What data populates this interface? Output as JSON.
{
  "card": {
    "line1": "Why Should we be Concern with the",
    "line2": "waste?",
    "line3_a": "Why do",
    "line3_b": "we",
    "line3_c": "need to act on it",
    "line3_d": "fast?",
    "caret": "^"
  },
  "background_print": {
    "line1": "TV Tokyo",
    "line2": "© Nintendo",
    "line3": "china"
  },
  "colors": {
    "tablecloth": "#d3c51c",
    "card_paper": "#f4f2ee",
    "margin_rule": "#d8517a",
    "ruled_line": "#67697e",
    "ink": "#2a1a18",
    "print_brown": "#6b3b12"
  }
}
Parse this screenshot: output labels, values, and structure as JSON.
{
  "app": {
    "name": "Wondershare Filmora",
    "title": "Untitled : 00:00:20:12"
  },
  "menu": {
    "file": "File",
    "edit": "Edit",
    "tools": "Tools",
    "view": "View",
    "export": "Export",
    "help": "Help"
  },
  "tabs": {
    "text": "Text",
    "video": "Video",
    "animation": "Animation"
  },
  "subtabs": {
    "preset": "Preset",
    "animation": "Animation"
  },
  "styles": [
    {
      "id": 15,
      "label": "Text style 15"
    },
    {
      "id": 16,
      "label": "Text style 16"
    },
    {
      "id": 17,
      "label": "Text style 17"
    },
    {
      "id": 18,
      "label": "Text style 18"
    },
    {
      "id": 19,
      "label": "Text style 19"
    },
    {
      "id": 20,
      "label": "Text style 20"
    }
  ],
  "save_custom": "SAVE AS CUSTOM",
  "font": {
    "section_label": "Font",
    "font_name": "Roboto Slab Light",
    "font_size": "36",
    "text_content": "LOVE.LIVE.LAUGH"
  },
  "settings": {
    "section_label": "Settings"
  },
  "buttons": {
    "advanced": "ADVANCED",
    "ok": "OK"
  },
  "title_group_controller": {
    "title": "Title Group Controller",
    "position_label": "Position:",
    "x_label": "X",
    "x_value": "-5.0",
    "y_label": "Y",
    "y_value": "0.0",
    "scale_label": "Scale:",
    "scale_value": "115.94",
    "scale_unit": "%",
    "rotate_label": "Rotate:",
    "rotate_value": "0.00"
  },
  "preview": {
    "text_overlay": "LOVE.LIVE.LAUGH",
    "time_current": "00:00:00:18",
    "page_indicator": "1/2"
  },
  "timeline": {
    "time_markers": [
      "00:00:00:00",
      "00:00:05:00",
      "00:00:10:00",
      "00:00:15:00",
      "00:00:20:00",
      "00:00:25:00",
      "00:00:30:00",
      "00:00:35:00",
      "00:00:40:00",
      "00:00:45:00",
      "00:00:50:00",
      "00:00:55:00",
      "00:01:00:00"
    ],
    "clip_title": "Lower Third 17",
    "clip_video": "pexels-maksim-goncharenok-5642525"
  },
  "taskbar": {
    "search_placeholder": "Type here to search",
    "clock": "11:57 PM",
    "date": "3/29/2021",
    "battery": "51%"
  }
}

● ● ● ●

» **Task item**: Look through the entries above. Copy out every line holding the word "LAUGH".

» **Answer**:
    "text_content": "LOVE.LIVE.LAUGH"
    "text_overlay": "LOVE.LIVE.LAUGH",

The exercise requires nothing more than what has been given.